Another way to assess immune function, a CBC can detect a low white blood cell count, which has been associated with yeast overgrowth. But it’s important to note that results are very non-specific, says Dr. Rawls. A low white blood cell count could indicate any number of other illnesses, so a CBC test alone will not help you pinpoint candida infection.
This detects the DNA of certain specific candida species. A negative test indicates that either the species-specific DNA is not present, or that levels are present at a concentration below the detectable limit.
It’s important to note that no testing methods provide a foolproof way to detect the presence of candida overgrowth. Positive test results or no, if you suspect you’re suffering from yeast overgrowth, treatment aimed at restoring immune and gut health and balancing the microbiome will address yeast overgrowth along with too-high levels of other problematic microbes and related health concerns.
While there may be instances where a short course of antifungal medication is warranted to jumpstart the treatment, over time, candida can become resistant to conventional therapies. To get well, Dr. Rawls emphasizes the importance of treating the underlying illness, which includes restoring healthy immune function and balance in the microbiome.
Step one? Herbal interventions. “Virtually any herb is going to have some effect on yeast,” says Dr. Rawls. “One of the nice properties of herbs is they tend to suppress pathogens without affecting the normal flora. So herbs have a balancing effect on the gut, which is very different than prescription antifungals and antibiotics.”
Certain herbs have been shown to be particularly effective against yeast. They include berberine, andrographis, cat’s claw, garlic, and Japanese knotweed. Additionally, herbs like Reishi mushroom and cordyceps are highly helpful. Both Reishi and cordyceps are fungal species, and some people are hesitant to pit fungus against fungus, but Dr. Rawls assures that both are especially beneficial for balancing the immune system and normalizing immune response.
Also key is reassessing your diet and nixing excess sugar, refined carbohydrates, and starch—yeast’s favorite foods. “If you don’t feed candida, they can’t thrive—simple as that,” says Dr. Rawls.

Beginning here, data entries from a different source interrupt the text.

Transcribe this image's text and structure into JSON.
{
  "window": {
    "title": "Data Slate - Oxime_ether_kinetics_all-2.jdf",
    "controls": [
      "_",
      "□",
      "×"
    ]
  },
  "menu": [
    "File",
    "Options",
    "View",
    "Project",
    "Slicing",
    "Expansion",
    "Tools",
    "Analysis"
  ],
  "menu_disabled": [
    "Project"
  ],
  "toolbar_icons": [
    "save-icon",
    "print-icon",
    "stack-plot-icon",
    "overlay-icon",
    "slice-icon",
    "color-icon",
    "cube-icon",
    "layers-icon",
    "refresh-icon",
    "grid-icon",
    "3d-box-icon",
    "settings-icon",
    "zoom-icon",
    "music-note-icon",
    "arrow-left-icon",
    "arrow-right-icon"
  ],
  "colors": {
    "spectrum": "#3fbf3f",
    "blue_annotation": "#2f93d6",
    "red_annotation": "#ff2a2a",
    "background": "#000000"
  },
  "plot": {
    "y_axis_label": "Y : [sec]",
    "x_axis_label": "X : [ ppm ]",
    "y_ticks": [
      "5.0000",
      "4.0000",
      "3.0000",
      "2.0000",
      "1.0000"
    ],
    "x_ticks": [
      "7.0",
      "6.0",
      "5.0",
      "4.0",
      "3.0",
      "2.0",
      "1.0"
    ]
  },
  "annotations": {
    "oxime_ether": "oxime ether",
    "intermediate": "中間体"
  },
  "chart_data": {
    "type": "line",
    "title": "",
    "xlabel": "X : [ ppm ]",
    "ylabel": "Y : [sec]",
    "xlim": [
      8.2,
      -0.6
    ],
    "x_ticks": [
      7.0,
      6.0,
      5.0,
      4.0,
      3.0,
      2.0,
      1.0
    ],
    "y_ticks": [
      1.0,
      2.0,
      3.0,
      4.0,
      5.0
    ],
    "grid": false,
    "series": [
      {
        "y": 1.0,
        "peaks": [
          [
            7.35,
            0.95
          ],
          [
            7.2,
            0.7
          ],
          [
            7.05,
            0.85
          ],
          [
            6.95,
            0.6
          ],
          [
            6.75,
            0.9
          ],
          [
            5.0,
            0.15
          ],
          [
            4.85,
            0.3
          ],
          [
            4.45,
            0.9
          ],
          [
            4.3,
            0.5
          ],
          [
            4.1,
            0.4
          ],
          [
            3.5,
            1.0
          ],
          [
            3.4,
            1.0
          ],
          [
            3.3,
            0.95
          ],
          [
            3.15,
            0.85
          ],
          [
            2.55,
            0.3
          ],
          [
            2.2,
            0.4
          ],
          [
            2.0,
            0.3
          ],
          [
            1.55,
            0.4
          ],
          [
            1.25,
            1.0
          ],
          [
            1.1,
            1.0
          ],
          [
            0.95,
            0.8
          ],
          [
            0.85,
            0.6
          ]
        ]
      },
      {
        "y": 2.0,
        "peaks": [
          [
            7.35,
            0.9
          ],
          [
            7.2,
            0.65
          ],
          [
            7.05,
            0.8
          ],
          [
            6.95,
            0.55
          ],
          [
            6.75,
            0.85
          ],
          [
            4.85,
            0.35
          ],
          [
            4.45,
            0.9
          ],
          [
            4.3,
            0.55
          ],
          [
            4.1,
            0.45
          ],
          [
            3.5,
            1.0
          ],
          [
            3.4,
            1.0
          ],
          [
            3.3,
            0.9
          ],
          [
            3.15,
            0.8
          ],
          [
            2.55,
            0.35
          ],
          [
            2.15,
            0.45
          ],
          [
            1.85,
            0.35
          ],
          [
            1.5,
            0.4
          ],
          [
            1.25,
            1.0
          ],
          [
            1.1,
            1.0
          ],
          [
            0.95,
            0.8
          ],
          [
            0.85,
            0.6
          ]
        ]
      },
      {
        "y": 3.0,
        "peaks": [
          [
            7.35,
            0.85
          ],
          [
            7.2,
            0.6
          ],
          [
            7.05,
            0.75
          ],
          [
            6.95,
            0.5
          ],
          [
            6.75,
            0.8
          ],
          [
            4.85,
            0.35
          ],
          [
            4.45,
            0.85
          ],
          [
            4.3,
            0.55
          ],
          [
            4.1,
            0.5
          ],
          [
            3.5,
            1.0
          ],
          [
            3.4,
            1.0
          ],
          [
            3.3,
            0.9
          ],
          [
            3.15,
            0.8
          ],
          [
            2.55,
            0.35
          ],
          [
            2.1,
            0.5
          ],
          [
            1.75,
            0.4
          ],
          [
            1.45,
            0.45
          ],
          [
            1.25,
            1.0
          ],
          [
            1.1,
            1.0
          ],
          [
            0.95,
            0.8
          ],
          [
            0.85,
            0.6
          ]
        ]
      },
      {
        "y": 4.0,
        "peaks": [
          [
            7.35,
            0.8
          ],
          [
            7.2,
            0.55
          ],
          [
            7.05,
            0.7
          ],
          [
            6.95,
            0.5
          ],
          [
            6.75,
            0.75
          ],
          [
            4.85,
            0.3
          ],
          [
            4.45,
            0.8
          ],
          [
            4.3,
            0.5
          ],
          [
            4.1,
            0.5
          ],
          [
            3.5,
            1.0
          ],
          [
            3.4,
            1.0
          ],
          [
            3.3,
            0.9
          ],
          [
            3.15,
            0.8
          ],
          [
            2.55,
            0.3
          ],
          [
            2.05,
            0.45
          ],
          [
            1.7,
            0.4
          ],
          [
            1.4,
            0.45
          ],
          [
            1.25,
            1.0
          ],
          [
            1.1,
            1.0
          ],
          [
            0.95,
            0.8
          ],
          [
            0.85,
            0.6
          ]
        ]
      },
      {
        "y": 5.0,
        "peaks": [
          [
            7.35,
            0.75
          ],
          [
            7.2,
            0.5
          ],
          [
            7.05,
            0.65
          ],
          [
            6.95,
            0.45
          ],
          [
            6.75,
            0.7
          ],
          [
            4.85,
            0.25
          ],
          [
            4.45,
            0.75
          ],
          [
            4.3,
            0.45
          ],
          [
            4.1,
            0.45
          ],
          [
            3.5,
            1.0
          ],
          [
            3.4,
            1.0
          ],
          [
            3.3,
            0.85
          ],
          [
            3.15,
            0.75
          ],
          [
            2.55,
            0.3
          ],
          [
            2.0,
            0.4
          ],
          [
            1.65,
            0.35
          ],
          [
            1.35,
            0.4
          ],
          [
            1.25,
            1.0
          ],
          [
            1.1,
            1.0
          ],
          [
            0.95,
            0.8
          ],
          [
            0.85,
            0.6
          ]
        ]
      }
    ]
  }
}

That means staying away from sweets, fruits, alcohol, processed foods, and grains, and avoiding starchy vegetables such as potatoes, acorn and butternut squash, peas, corn, pumpkin, parsnips, and plantains. Stick with this candida diet until your symptoms subside, then gradually add foods back in — one every few days or so—and watch to be sure your symptoms don’t flare up again.
Beyond that comes adopting all the habits that are vital to supporting a strong immune system, one that’s capable of maintaining healthy balance in your microbiome and keeping yeast and other troublemakers at bay. That includes cultivating eight hours of sleep each night, taking steps to minimize the stress in your life, and reducing your exposure to toxins.
Finally, empower and educate yourself about your condition. While most people with candida overgrowth are able to get a handle on the problem all on their own, sometimes a stubborn infection calls for additional support. So if you do consult with a physician, you’ll be armed and ready with plenty of information to discuss your needs and treatment options with them.
Jenny Lelwica Buttaccio, OTR/L, is a medical, health, and lifestyle writer and editor, and a licensed occupational therapist. Her work has been found in leading publications like HuffPost, Men’s Health Magazine, Prevention Magazine, and many others. Her areas of expertise include chronic health conditions, wellness, mind-body fitness, and chronic illness management. You can find her personal Lyme story on her blog, The Lyme Road or diving into the grassroots, Lyme disease awareness movement, Lyme Disease Challenge. Follow her on Twitter and Instagram.